After a meeting with Prime Minister Saad Hariri at the Grand Serail in Beirut, Geagea said March 14 parties regard the STL as the highest international judicial reference until further notice.

“There are unfounded claims and whoever is warning of strife is preparing for it,” he said, adding that “it feels like individuals in Hezbollah are working to achieve the goal that they claim the STL is working to achieve.”

“When the indictment is issued, if it is not backed by evidence, it is not you who will reject it but rather us. But if the indictment is backed by proof, you will have to accept it as is or submit other evidence to the STL and the public,” he added.

Meanwhile, Future Movement MP Ammar Houri denied that any domestic or international party had accused Hezbollah of involvement in the murder.

“If there were any facts or evidence, the right side to receive them is the STL rather than the public,” Houri said in response to Nasrallah’s recent statements.

On the other hand, Israeli Defense Minister Ehud Barak has warned that Tel Aviv would strike directly at the Lebanese government, should violence break out the next time.

In an interview with the Washington Post published Monday, the minister said, "if it happens that Hezbollah will shoot into Tel Aviv, we will not run after each…launcher of some rocket in all Lebanon. We'll see the government of Lebanon responsible."

"We will see it as legitimate to hit any target that belongs to the Lebanese state, not just to Hezbollah," said Barak.

Lebanon's Hezbollah resistance movement, however, has repeatedly dismissed the accusations that it fires rockets into Israel.

The movement says such allegations are part of Israeli propaganda which aims to justify another invasion.

The Israeli regime has launched two wars against Lebanon in 2000 and 2006. The second round of the all-out offensives killed about 1,200 Lebanese -- mostly civilians.

However, Tel Aviv on both occasions fell short of achieving any of its objectives and Hezbollah forced the Israeli military into retreating.

Tension between Lebanon and Israel has increased in recent months as Beirut arrested several people on suspicion of spying for Tel Aviv.

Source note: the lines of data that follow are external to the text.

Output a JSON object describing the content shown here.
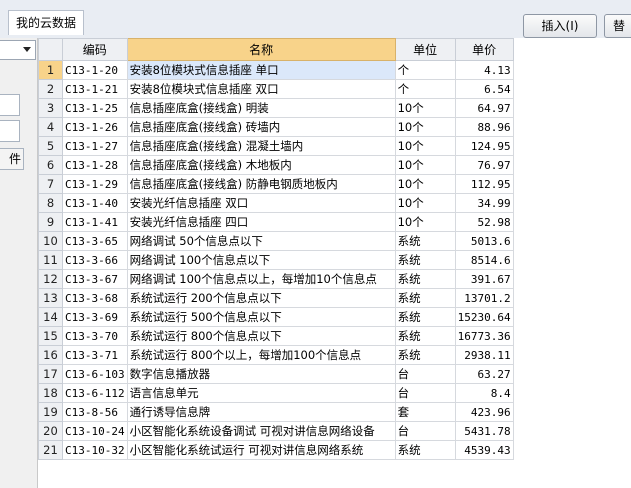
{
  "tabs": {
    "mycloud": "我的云数据"
  },
  "toolbar": {
    "insert_label": "插入(I)",
    "replace_label": "替"
  },
  "left": {
    "file_label": "件"
  },
  "grid": {
    "columns": [
      "编码",
      "名称",
      "单位",
      "单价"
    ],
    "rows": [
      {
        "n": "1",
        "code": "C13-1-20",
        "name": "安装8位模块式信息插座 单口",
        "unit": "个",
        "price": "4.13"
      },
      {
        "n": "2",
        "code": "C13-1-21",
        "name": "安装8位模块式信息插座 双口",
        "unit": "个",
        "price": "6.54"
      },
      {
        "n": "3",
        "code": "C13-1-25",
        "name": "信息插座底盒(接线盒) 明装",
        "unit": "10个",
        "price": "64.97"
      },
      {
        "n": "4",
        "code": "C13-1-26",
        "name": "信息插座底盒(接线盒) 砖墙内",
        "unit": "10个",
        "price": "88.96"
      },
      {
        "n": "5",
        "code": "C13-1-27",
        "name": "信息插座底盒(接线盒) 混凝土墙内",
        "unit": "10个",
        "price": "124.95"
      },
      {
        "n": "6",
        "code": "C13-1-28",
        "name": "信息插座底盒(接线盒) 木地板内",
        "unit": "10个",
        "price": "76.97"
      },
      {
        "n": "7",
        "code": "C13-1-29",
        "name": "信息插座底盒(接线盒) 防静电钢质地板内",
        "unit": "10个",
        "price": "112.95"
      },
      {
        "n": "8",
        "code": "C13-1-40",
        "name": "安装光纤信息插座 双口",
        "unit": "10个",
        "price": "34.99"
      },
      {
        "n": "9",
        "code": "C13-1-41",
        "name": "安装光纤信息插座 四口",
        "unit": "10个",
        "price": "52.98"
      },
      {
        "n": "10",
        "code": "C13-3-65",
        "name": "网络调试 50个信息点以下",
        "unit": "系统",
        "price": "5013.6"
      },
      {
        "n": "11",
        "code": "C13-3-66",
        "name": "网络调试 100个信息点以下",
        "unit": "系统",
        "price": "8514.6"
      },
      {
        "n": "12",
        "code": "C13-3-67",
        "name": "网络调试 100个信息点以上，每增加10个信息点",
        "unit": "系统",
        "price": "391.67"
      },
      {
        "n": "13",
        "code": "C13-3-68",
        "name": "系统试运行 200个信息点以下",
        "unit": "系统",
        "price": "13701.2"
      },
      {
        "n": "14",
        "code": "C13-3-69",
        "name": "系统试运行 500个信息点以下",
        "unit": "系统",
        "price": "15230.64"
      },
      {
        "n": "15",
        "code": "C13-3-70",
        "name": "系统试运行 800个信息点以下",
        "unit": "系统",
        "price": "16773.36"
      },
      {
        "n": "16",
        "code": "C13-3-71",
        "name": "系统试运行 800个以上，每增加100个信息点",
        "unit": "系统",
        "price": "2938.11"
      },
      {
        "n": "17",
        "code": "C13-6-103",
        "name": "数字信息播放器",
        "unit": "台",
        "price": "63.27"
      },
      {
        "n": "18",
        "code": "C13-6-112",
        "name": "语言信息单元",
        "unit": "台",
        "price": "8.4"
      },
      {
        "n": "19",
        "code": "C13-8-56",
        "name": "通行诱导信息牌",
        "unit": "套",
        "price": "423.96"
      },
      {
        "n": "20",
        "code": "C13-10-24",
        "name": "小区智能化系统设备调试 可视对讲信息网络设备",
        "unit": "台",
        "price": "5431.78"
      },
      {
        "n": "21",
        "code": "C13-10-32",
        "name": "小区智能化系统试运行 可视对讲信息网络系统",
        "unit": "系统",
        "price": "4539.43"
      }
    ]
  },
  "colors": {
    "header_accent": "#f8d38a",
    "selected_cell": "#dbe8fa"
  }
}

Dozens of people, including members of Lebanon's telecommunications personnel, have been arrested since last year on suspicion of collaborating with the Israeli spy agency, Mossad.